Dawson started work as a Nottingham lacemaker, and only began to paint full time in 1835, when his dealer Joseph Roberts engineered his first commissions. Dawson remained fond of Nottingham, and this is reflected in his many paintings portraying the environs of the town, and the river Trent. It was during this time that he first exhibited at the British Institution and the Royal Academy, but in 1844 his search for purchasers took him to Liverpool. Dawson's ability to forge a trajectory through the Liverpool Academy, and the formation of lasting friendships there amongst similar self-taught artists, is a characteristic life pattern. The supporter to whom Dawson is most indebted for posterity is the painter and marchand-amateur, James Orrock, who first saw Dawson's pictures when he had moved to Thorpe, near Chertsey, in 1857, and became acquainted with him during the 1860s. He was amazed when he visited Dawson's house and saw it as a shrine of landscape painting.
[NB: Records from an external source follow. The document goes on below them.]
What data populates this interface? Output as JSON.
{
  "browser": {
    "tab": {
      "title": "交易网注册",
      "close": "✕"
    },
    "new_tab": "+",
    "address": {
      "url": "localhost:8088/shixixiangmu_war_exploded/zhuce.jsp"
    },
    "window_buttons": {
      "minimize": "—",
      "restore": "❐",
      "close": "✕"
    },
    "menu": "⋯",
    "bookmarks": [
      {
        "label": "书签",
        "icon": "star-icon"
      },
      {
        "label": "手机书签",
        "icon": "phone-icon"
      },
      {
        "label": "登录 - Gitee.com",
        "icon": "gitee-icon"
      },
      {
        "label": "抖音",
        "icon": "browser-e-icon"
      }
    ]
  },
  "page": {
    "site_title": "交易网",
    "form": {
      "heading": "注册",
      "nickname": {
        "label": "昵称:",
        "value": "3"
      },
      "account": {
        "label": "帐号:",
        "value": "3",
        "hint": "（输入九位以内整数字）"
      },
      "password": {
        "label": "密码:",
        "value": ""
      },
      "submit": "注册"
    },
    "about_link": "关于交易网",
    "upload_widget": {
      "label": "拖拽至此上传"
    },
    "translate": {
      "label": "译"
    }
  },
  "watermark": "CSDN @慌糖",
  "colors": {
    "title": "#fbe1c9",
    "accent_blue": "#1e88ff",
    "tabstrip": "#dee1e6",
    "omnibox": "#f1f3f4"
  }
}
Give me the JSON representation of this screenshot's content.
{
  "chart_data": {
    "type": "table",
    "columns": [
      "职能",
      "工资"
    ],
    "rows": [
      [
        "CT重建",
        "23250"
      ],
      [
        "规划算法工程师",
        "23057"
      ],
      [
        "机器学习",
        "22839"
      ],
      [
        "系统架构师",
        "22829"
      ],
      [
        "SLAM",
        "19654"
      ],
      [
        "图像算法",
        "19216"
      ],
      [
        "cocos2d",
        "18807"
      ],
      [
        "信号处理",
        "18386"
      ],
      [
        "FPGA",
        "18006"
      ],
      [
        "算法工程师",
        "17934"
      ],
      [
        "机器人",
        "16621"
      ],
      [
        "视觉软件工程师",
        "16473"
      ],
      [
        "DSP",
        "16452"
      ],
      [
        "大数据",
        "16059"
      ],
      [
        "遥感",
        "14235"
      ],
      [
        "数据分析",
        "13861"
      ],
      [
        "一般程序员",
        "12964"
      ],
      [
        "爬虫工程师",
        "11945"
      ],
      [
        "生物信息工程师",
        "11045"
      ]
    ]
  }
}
Dawson admired Turner and moved increasingly towards his sparkling and instinctive means of incorporating light during the 1860s. Dawson was always credited as being very original, a quality the conservative Art Journal warned could become eccentricity. His art in fact incorporated a wide variety of influences; early pictures imbibe the static gravitas of Wilson, whilst his cloud studies suggest an attention to Constable. His only lessons, twelve in 1838, were given by his northern peer J.B. Pyne, whose classical structures are also part of Dawson's oeuvre. Dawson's work derives its unusual tenor from their combination of ambition and care. Though he advocated Ruskin's dictum of truth to nature, he also painted vast canvases and responded to the theatre of John Martin's epic experiments. These elements can be readily perceived in the following works.